Page 557 - Opera), the best farce (the Critic— it is only too good for a farce), and the best Address (Monologue on Garrick), and, to crown all, delivered the very best Oration (the famous Begum Speech) ever conceived or heard in this country.
Page 144 - Well, I'll not debate how far scandal may be allowable ; but in a man, I am sure, it is always contemptible. We...
Page 174 - Pity it is, that the momentary beauties flowing from an harmonious elocution, cannot like those of poetry be their own record! That the animated graces of the player can live no longer than the instant breath and motion that presents them; or at best can but faintly glimmer through the memory, or imperfect attestation of a few surviving spectators.
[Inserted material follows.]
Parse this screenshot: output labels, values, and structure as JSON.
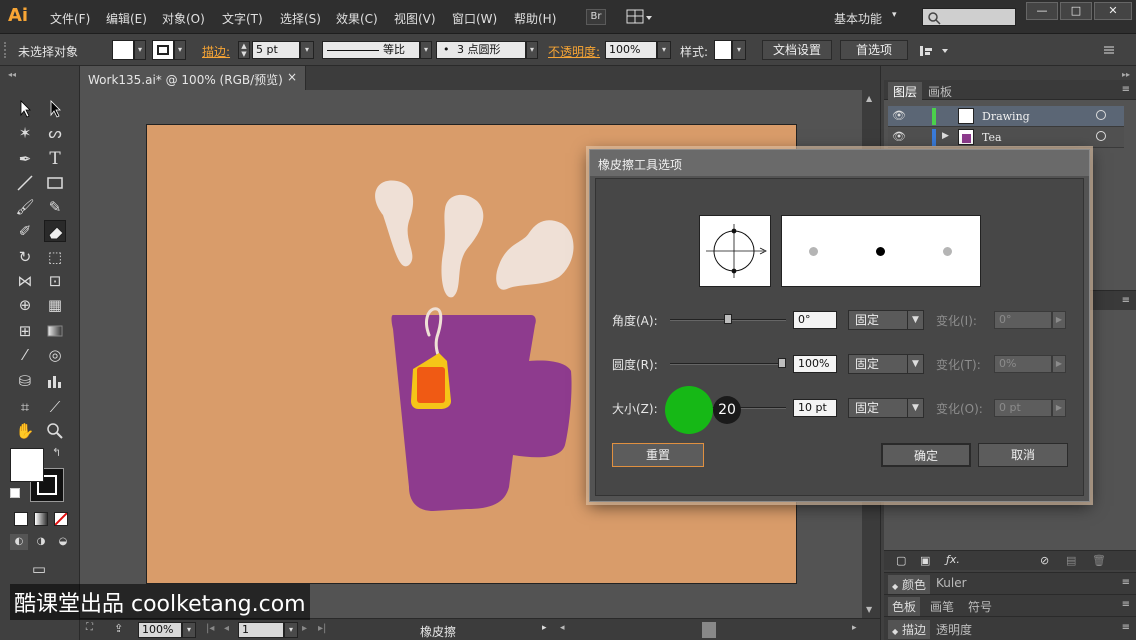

Page 174 - The painter dead, yet still he charms the eye; While England lives, his fame can never die: But he who struts his hour upon the stage, Can scarce extend his fame for half an age; Nor pen nor pencil can the actor save, The art, and artist, share one common grave.
Page 168 - I don't say the sun shines all the day ; but, that he peeps now and then. Yet he does shine all the day, too, you know, though we don't see him.
Page 141 - ... the credit of a prudent lady of her stamp as a fever is generally to those of the strongest constitutions. But there is a sort of puny sickly reputation, that is always ailing, yet will outlive the robuster characters of a hundred prudes. Sir BEN.
Page 457 - ... in direct opposition to the declared sense of a great majority of the nation, and they should be put in force with all their rigorous provisions, if his opinion were asked by the people as to their obedience, he should tell them, that it was no longer a question of moral obligation and duty, but of prudence.
Page 570 - Was this, then, the fate of that high-gifted man, The pride of the palace, the bower, and the hall, The orator — dramatist — minstrel,— who ran Through each mode of the lyre, and was master of all...